▶ **INFORMATION SUPPLIED**
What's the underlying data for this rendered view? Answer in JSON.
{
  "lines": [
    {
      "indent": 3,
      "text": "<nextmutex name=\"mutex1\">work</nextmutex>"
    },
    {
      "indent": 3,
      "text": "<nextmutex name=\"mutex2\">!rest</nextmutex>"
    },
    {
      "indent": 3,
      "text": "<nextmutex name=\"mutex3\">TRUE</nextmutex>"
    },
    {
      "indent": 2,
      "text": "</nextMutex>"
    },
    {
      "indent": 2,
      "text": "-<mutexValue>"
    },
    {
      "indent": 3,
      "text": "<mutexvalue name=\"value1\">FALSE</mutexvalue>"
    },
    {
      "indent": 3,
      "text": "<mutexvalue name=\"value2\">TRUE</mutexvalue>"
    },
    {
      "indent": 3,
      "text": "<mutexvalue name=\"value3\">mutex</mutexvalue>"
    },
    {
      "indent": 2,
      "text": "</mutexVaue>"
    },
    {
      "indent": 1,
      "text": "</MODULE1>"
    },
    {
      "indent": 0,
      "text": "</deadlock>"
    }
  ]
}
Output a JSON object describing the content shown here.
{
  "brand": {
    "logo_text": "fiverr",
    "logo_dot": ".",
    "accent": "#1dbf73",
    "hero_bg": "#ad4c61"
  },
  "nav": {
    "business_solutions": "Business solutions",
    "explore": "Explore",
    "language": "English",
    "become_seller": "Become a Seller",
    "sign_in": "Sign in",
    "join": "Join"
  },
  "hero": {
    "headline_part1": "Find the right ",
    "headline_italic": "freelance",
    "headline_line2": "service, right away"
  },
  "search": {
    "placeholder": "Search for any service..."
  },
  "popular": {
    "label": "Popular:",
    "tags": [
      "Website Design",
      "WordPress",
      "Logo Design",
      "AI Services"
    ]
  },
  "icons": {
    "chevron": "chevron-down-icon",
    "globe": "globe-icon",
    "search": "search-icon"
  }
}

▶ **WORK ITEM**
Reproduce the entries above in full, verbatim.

▶ **EXERCISE OUTPUT**
What's the underlying data for this rendered view? Answer in JSON.
{
  "lines": [
    {
      "indent": 3,
      "text": "<nextmutex name=\"mutex1\">work</nextmutex>"
    },
    {
      "indent": 3,
      "text": "<nextmutex name=\"mutex2\">!rest</nextmutex>"
    },
    {
      "indent": 3,
      "text": "<nextmutex name=\"mutex3\">TRUE</nextmutex>"
    },
    {
      "indent": 2,
      "text": "</nextMutex>"
    },
    {
      "indent": 2,
      "text": "-<mutexValue>"
    },
    {
      "indent": 3,
      "text": "<mutexvalue name=\"value1\">FALSE</mutexvalue>"
    },
    {
      "indent": 3,
      "text": "<mutexvalue name=\"value2\">TRUE</mutexvalue>"
    },
    {
      "indent": 3,
      "text": "<mutexvalue name=\"value3\">mutex</mutexvalue>"
    },
    {
      "indent": 2,
      "text": "</mutexVaue>"
    },
    {
      "indent": 1,
      "text": "</MODULE1>"
    },
    {
      "indent": 0,
      "text": "</deadlock>"
    }
  ]
}
Output a JSON object describing the content shown here.
{
  "brand": {
    "logo_text": "fiverr",
    "logo_dot": ".",
    "accent": "#1dbf73",
    "hero_bg": "#ad4c61"
  },
  "nav": {
    "business_solutions": "Business solutions",
    "explore": "Explore",
    "language": "English",
    "become_seller": "Become a Seller",
    "sign_in": "Sign in",
    "join": "Join"
  },
  "hero": {
    "headline_part1": "Find the right ",
    "headline_italic": "freelance",
    "headline_line2": "service, right away"
  },
  "search": {
    "placeholder": "Search for any service..."
  },
  "popular": {
    "label": "Popular:",
    "tags": [
      "Website Design",
      "WordPress",
      "Logo Design",
      "AI Services"
    ]
  },
  "icons": {
    "chevron": "chevron-down-icon",
    "globe": "globe-icon",
    "search": "search-icon"
  }
}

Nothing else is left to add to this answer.